__THE PROBLEM__. What lines of the data hold the string "Output"? Pull each one out.

__EXCERPTED RECORDS__.
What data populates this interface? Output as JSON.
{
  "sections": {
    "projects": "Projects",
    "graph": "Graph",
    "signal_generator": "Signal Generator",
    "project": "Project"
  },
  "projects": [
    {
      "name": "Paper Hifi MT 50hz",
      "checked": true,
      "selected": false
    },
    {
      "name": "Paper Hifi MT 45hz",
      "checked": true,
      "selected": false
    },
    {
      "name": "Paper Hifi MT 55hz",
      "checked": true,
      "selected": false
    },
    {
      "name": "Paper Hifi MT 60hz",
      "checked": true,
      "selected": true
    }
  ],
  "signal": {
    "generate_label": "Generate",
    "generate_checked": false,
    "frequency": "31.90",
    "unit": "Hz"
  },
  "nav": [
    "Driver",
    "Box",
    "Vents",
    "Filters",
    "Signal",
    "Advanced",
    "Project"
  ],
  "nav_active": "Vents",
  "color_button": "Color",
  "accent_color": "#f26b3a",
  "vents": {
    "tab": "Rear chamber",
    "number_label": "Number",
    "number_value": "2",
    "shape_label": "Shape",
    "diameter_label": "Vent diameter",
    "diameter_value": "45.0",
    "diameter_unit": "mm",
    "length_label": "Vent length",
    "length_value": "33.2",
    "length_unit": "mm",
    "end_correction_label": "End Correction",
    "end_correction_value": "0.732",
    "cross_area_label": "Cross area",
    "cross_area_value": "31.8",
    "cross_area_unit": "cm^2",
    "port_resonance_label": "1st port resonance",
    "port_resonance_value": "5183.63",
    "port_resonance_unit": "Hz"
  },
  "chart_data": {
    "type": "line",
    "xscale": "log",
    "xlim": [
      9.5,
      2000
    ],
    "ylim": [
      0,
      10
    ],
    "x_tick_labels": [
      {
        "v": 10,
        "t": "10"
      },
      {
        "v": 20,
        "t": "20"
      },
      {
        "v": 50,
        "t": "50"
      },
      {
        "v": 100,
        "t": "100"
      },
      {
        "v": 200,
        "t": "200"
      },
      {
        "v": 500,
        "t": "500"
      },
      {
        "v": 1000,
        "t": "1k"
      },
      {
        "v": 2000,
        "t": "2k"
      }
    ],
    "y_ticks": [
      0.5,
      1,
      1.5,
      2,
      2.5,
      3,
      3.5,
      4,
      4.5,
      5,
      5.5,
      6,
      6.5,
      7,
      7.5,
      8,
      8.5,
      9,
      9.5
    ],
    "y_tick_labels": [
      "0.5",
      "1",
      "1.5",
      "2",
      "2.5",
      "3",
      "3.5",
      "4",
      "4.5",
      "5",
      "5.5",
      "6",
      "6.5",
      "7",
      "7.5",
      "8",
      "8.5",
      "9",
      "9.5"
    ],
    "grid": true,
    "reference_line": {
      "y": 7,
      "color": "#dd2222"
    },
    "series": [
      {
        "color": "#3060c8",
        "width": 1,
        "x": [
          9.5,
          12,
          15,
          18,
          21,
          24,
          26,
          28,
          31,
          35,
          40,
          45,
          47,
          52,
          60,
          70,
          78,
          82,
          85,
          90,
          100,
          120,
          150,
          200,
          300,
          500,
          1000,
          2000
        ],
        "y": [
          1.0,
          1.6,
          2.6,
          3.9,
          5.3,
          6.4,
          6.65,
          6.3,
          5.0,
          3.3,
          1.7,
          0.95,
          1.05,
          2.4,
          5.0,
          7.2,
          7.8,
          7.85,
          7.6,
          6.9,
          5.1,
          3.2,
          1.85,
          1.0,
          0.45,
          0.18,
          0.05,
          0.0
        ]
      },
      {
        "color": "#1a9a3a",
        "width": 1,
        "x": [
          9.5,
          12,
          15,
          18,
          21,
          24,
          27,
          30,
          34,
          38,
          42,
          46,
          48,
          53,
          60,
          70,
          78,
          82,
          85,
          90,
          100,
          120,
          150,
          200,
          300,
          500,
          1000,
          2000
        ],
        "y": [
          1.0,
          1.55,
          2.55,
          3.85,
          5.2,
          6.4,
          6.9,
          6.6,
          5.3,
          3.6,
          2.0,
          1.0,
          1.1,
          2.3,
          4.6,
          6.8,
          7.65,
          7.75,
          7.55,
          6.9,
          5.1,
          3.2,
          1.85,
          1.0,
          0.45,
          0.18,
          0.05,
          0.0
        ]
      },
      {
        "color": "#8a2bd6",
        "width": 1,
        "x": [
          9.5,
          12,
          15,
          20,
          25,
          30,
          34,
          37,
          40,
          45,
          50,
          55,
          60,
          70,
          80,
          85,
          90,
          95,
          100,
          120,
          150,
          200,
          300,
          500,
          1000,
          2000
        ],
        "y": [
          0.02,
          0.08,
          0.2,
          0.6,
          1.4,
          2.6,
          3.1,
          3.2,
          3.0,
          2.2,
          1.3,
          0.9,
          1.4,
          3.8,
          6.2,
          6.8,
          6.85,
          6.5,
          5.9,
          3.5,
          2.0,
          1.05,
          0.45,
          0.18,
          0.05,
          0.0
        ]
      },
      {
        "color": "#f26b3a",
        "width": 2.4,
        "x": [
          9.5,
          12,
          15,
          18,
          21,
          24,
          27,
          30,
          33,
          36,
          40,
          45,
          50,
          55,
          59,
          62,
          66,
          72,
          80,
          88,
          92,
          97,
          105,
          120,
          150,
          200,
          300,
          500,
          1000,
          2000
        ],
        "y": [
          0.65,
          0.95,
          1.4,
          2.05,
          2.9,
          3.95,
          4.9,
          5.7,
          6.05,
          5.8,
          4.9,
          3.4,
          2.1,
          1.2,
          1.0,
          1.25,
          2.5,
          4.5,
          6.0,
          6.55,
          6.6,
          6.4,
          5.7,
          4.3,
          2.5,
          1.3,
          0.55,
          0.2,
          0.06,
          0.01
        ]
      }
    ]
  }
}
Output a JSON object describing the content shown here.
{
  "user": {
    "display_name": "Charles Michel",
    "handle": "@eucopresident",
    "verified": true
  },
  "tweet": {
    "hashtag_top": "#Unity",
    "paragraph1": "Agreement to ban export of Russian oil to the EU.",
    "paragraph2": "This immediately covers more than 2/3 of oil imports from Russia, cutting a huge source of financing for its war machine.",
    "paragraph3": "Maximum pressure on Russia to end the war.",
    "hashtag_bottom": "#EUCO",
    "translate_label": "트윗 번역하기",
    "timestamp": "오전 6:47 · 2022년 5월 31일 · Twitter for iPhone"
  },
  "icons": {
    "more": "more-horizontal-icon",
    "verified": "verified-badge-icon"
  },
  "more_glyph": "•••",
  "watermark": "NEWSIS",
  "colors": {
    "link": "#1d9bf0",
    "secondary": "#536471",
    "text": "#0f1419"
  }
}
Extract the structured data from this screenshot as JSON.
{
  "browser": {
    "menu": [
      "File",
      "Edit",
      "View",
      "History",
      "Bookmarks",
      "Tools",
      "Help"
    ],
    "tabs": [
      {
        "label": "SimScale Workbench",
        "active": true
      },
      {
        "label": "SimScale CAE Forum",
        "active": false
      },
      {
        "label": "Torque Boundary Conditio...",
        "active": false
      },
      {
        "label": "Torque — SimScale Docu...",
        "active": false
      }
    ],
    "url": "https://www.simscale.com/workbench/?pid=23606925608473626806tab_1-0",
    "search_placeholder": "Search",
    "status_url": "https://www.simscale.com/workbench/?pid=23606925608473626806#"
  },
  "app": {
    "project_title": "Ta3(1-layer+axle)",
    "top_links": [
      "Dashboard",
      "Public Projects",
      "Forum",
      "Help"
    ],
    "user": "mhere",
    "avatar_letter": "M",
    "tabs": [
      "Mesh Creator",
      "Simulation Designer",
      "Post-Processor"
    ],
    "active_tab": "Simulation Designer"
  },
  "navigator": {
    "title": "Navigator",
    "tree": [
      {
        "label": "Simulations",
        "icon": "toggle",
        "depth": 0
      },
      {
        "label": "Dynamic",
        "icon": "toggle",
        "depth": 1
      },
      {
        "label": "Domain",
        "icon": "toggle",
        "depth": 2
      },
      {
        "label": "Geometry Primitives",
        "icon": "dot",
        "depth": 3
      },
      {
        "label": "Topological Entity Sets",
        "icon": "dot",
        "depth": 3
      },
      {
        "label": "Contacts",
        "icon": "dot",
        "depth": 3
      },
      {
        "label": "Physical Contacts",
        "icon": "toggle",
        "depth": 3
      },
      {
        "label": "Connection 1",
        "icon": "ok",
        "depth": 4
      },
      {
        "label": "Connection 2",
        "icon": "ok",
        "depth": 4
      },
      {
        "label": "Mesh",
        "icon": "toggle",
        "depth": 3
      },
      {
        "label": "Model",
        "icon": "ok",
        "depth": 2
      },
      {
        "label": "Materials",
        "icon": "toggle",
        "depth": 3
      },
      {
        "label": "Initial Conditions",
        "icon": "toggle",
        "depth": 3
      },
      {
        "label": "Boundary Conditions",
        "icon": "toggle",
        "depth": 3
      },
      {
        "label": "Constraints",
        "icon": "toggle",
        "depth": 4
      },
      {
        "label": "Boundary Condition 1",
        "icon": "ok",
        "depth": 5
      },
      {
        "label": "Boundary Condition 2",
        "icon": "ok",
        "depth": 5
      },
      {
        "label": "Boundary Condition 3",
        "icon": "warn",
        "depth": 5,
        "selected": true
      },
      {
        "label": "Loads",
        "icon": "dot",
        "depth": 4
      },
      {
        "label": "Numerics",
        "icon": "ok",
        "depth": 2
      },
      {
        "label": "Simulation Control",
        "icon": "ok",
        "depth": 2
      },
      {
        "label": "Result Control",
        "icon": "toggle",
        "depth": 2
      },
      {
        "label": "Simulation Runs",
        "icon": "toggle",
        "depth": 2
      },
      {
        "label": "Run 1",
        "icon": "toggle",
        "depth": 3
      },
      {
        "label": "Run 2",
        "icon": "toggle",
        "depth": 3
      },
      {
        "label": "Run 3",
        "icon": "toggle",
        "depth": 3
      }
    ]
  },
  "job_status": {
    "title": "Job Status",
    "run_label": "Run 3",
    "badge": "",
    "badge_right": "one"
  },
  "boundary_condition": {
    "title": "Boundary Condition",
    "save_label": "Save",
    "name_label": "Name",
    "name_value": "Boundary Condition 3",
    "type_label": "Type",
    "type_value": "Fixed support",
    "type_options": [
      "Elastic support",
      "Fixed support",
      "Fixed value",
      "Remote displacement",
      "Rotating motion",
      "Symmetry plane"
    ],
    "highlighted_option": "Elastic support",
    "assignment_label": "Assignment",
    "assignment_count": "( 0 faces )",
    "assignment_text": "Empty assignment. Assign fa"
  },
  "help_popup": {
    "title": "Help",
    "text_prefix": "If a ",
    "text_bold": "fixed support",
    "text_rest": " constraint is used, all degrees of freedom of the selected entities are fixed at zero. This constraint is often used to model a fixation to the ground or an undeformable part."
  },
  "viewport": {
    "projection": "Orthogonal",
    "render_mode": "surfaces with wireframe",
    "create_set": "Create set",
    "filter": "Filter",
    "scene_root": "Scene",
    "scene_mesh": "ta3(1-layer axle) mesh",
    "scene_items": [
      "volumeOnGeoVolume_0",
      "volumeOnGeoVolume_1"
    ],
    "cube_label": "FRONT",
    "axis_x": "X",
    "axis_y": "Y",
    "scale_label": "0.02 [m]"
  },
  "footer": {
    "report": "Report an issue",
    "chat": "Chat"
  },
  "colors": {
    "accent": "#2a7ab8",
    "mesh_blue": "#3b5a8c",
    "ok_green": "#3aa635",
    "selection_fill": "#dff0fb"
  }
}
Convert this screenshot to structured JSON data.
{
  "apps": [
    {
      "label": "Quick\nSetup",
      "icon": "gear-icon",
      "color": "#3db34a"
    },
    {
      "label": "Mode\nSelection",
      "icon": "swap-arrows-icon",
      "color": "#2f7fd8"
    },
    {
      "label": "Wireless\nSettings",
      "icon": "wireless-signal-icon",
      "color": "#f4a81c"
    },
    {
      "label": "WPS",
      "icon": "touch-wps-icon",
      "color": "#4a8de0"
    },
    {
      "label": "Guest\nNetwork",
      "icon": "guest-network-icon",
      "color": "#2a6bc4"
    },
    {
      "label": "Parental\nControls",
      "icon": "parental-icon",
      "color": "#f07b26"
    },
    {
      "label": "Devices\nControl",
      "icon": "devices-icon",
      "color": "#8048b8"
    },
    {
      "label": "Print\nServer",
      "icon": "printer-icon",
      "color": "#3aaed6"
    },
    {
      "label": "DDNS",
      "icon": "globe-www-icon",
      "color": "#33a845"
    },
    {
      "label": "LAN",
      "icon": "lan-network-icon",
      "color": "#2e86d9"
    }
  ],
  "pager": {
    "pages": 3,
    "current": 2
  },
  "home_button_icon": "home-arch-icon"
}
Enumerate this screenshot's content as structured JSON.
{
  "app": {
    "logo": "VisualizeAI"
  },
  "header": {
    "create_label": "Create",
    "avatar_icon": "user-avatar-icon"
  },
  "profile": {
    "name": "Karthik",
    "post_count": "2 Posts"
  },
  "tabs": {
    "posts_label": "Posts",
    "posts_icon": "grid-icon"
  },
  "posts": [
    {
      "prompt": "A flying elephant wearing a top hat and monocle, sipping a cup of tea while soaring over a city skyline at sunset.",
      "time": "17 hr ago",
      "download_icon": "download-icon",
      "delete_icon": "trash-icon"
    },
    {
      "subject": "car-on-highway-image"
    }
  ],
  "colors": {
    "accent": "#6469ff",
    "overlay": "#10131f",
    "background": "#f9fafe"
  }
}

__SOLUTION BELOW__.
What data populates this interface? Output as JSON.
Output a JSON object describing the content shown here.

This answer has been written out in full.